Galápagos takes the reader back one million years, to A.D. 1986. A simple vacation cruise suddenly becomes an evolutionary journey. Thanks to an apocalypse, a small group of survivors stranded on the Galápagos Islands are about to become the progenitors of a brave, new, and totally different human race. In this inimitable novel, America’s master satirist looks at our world and shows us all that is sadly, madly awry–and all that is worth saving.
6. Somewhere in Time
by Richard Matheson
Somewhere in Time is the powerful story of a love that transcends time and space, written by one of the Grand Masters of modern fantasy. Matheson’s classic novel tells the moving, romantic story of a modern man whose love for a woman he has never met draws him back in time to a luxury hotel in San Diego in 1896, where he finds his soul mate in the form of a celebrated actress of the previous century. Somewhere in Time won the World Fantasy Award for Best Novel, and the 1979 movie version, starring Christopher Reeve and Jane Seymour, remains a cult classic whose fans continue to hold yearly conventions to this day.
7. The Eyre Affair (Thursday Next #1)
by Jasper Fforde
Welcome to a surreal version of Great Britain, circa 1985, where time travel is routine, cloning is a reality (dodos are the resurrected pet of choice), and literature is taken very, very seriously. England is a virtual police state where an aunt can get lost (literally) in a Wordsworth poem, militant Baconians heckle performances of Hamlet, and forging Byronic verse is a punishable offense. All this is business as usual for Thursday Next, renowned Special Operative in literary detection, until someone begins kidnapping characters from works of literature.

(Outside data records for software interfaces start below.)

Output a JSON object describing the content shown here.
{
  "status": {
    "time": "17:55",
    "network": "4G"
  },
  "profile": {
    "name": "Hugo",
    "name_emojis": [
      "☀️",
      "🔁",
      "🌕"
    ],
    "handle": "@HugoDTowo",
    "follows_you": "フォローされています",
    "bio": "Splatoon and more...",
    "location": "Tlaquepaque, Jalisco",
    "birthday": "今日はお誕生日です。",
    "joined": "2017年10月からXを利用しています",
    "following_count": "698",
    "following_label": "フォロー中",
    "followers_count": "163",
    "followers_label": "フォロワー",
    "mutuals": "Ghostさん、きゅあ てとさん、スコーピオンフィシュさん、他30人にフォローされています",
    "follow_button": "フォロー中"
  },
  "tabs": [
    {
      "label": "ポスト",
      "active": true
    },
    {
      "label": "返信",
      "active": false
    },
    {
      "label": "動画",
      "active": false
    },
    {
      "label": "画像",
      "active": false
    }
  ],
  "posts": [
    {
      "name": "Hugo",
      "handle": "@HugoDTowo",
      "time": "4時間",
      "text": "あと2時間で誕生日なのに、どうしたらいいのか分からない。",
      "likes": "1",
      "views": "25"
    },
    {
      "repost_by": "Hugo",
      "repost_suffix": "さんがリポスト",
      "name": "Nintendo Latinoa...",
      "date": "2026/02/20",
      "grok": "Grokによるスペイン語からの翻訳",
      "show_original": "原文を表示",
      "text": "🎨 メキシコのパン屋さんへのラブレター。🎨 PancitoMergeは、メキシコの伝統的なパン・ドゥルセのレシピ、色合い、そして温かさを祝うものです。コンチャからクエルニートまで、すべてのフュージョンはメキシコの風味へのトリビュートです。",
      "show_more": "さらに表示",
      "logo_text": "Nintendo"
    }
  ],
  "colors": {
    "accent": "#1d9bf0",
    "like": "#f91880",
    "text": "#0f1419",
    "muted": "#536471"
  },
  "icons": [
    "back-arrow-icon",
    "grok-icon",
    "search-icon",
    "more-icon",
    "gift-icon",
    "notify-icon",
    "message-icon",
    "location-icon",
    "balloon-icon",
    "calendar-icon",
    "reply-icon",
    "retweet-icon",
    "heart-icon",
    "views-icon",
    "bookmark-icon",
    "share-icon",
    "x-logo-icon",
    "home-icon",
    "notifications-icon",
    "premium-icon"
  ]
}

When Jane Eyre is plucked from the pages of Brontë’s novel, Thursday must track down the villain and enter the novel herself to avert a heinous act of literary homicide.

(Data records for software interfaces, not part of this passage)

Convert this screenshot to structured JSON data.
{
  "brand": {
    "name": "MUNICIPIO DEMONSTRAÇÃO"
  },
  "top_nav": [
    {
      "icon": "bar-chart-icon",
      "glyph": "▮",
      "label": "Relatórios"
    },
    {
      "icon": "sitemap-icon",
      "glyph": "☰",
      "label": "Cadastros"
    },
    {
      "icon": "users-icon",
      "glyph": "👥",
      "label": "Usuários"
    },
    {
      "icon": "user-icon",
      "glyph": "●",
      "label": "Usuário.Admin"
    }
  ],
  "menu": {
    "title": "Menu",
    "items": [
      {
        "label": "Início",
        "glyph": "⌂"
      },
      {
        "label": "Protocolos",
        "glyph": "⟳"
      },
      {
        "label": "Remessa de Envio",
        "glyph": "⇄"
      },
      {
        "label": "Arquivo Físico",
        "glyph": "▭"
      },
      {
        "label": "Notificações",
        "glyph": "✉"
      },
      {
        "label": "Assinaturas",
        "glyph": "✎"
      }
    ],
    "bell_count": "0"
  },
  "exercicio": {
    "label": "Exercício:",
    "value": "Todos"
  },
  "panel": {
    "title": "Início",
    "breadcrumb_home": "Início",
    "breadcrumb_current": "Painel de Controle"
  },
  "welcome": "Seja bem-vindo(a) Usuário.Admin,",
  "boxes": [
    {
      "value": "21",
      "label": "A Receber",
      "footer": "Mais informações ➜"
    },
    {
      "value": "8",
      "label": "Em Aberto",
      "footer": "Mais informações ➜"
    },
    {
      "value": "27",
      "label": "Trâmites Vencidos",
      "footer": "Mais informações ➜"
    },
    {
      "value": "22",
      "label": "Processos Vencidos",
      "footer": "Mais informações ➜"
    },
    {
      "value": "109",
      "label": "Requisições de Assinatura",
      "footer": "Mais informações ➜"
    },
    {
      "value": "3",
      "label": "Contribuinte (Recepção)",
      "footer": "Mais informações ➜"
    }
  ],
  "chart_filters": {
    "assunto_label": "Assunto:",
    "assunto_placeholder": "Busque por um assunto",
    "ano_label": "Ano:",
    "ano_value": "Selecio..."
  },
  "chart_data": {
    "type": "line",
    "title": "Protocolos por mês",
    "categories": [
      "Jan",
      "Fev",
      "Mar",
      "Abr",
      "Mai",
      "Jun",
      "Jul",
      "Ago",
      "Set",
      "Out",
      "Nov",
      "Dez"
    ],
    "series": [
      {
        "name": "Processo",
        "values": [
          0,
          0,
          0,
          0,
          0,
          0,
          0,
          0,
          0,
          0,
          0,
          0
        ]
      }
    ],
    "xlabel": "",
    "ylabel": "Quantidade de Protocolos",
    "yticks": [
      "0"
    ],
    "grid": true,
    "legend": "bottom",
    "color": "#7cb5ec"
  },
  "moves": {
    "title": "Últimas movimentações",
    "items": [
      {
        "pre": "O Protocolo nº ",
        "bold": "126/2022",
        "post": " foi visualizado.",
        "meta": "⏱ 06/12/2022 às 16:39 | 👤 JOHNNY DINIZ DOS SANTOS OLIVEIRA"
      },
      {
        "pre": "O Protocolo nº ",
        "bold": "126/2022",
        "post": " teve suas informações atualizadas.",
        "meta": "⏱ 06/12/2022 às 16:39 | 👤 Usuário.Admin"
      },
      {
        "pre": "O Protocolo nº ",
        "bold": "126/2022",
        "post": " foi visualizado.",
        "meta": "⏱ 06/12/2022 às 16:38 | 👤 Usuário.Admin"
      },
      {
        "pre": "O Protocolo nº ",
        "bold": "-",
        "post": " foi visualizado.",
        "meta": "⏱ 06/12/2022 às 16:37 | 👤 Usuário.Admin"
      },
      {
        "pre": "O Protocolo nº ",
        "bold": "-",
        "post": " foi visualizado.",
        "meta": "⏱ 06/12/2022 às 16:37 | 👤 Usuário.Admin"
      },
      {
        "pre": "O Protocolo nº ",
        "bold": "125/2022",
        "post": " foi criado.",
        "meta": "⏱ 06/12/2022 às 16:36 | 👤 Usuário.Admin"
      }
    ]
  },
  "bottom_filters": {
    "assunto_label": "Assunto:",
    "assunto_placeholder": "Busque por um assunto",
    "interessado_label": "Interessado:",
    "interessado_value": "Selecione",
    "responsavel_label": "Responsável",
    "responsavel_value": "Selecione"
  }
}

by Alfred Bester, and Neil Gaiman (Introduction)
Gully Foyle, has managed to survive for 170 days in the airless purgatory of deep space after the wreck of his ship, and has escaped to Earth carrying a murderous grudge and a secret that could change the course of history.

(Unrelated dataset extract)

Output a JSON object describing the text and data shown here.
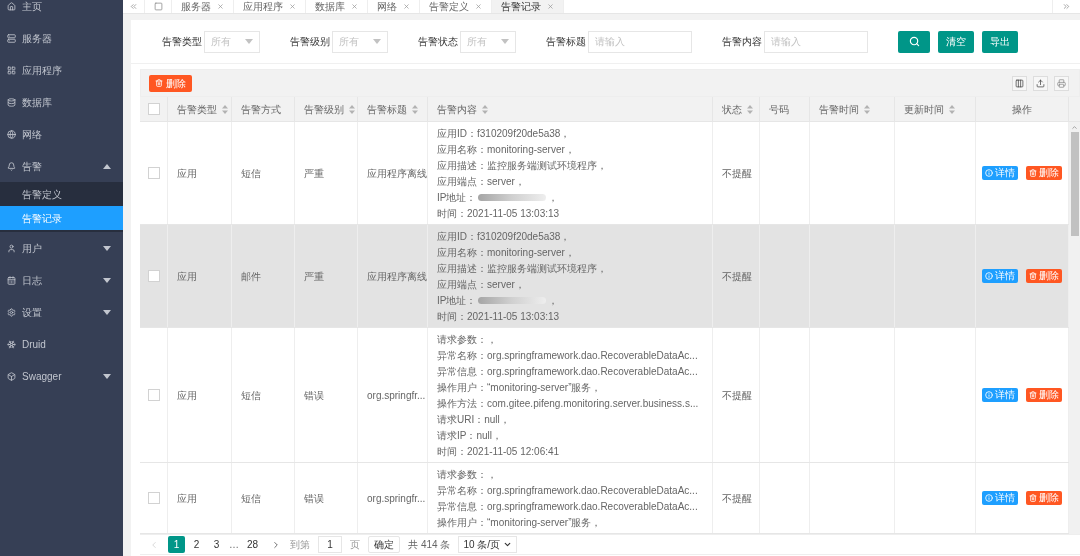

In this pulse-quickening novel, Alfred Bester imagines a future in which people “jaunte” a thousand miles with a single thought, where the rich barricade themselves in labyrinths and protect themselves with radioactive hit men – and where an inarticulate outcast is the most valuable and dangerous man alive. The novel which in large part inspired both the cyberpunk movement of the 1980s and the science fiction New Wave of the 1960s, THE STARS MY DESTINATION has an unrivaled claim as one of the most influential sci-fi books of all time.
9. Doomsday Book (Oxford Time Travel #1)
by Connie Willis
In the year 2054, students research the past by living in it. So when Kivrin Engle, a history student at Oxford, enters Brasenose College’s time machine for transport back to 1320s England, no one anticipates any problems. But her two-week project takes a frightening turn. A mutant virus has been spreading through Oxford, and Kivrin arrives in the past delirious with fever. She is found and taken to a manor house, and when she recovers, she can no longer locate the time machine rendezvous point. Will Kivrin ever find her way back to the future? Or has she become a permanent exile in a deadly time?
On the world called Hyperion, beyond the law of the Hegemony of Man, there waits the creature called the Shrike. There are those who worship it. There are those who fear it. And there are those who have vowed to destroy it. In the Valley of the Time Tombs, where huge, brooding structures move backward through time, the Shrike waits for them all. On the eve of Armageddon, with the entire galaxy at war, seven pilgrims set forth on a final voyage to Hyperion seeking the answers to the unsolved riddles of their lives. Each carries a desperate hope—and a terrible secret. And one may hold the fate of humanity in his hands.
Have you missed any Sci-Fi classics. I’d love to hear about your favorites, and if you’ve read and would like to share any thoughts on the ones from my list.